Zoltán Kovács is a Hungarian researcher in fields of mathematics education, dynamic geometry and algebraic geometry. He worked several years in Hungary at Bolyai Institute, Szeged, as a research assistant, and moved to Austria in 2011 to receive his PhD (2015) in mathematics education at the Johannes Kepler University of Linz. He is currently an assistant professor at The Private University College of Education of the Diocese of Linz and a team member of Linz School of Education at University of Linz. As a core developer at GeoGebra he maintains the source code of the module Automated Reasoning Tools.
Cara Jokell is an adjunct professor of mathematics at the University of North Carolina, Charlotte. She will work with the Pythagoras group at Epsilon Camp 2019. Ms. Jokell has master’s degrees in mathematical finance and math education. She has taught gifted students in Brooklyn Heights and Charlotte, where she is the director of the Mecklenburg Math Club.
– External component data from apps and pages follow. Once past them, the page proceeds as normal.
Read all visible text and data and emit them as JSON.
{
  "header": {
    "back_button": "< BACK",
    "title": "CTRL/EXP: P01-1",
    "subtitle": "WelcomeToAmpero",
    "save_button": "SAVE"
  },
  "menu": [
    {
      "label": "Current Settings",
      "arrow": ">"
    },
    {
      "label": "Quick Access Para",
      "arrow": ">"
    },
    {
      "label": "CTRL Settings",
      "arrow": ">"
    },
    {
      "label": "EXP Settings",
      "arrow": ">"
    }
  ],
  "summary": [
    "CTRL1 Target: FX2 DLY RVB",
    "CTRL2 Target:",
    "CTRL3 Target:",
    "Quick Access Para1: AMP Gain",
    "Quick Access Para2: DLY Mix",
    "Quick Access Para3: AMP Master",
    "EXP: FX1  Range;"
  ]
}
Chaim Goodman-Strauss, on the faculty of the University of Arkansas, works in convex geometry, especially aperiodic tiling. He is a co-author with John H. Conway of The Symmetries of Things, a comprehensive book surveying the mathematical theory of patterns. Prof. Goodman-Strauss has been on the Epsilon Camp faculty during its first year and several ensuing years.
Teena Carroll is an Associate Professor of mathematics at Emory & Henry College in Southwest Virginia. She received her PhD from Georgia Institute of Technology in 2008. Her research interests are combinatorics of partially ordered sets, graph theory, and Egyptian fractions. She has taught mathematical topics at an academic summer camp and JUMP Math at a project-based community school.
Richard Ilson is an Instructor in the Department of Computer Science and Quantitative Methods at Winthrop University. Previously he was a Lecturer in the Department of Computer Science at UNC Charlotte for fifteen years, where he was responsible for the discrete math course. He has bachelor and master degrees from MIT, and is an alumnus of Bronx Science, and Hampshire College Summer Studies in Mathematics. He enjoys working with children, having homeschooled his own and helped lead a math club for elementary school students in the Charlotte area.
Paul Zeitz is Professor of Mathematics at University of San Francisco. He was a member of the first US team to the International Math Olympiad, and coached several US teams. He wrote The Art and Craft of Problem Solving in 1999, and produced a 12-hour video course for the Teaching Company in 2009 with the same title. Prof. Zeitz is the co-founder of Proof School in San Francisco, the nation's first full-fledged secondary school for "kids who love math."
Arthur Benjamin, Harvey Mudd College, recipient of Mathematics Association of America's Haimo Prize for Distinguished University Teaching, is also a professional magician, and frequently performs at the Magic Castle in Hollywood. He is the author of several books, and five DVD courses from The Great Courses series, including "The Joy of Mathematics", "The Mathematics of Games and Puzzles", and "The Secrets of Mental Math", "Discrete Math" and "Math and Magic". He has demonstrated and explained his calculating talents to audiences all over the world and has appeared on numerous television and radio programs, His TED talks have been viewed over 20 million times. In 2017, he was given the Communications Award for Public Outreach by the Joint Policy Board for Mathematics.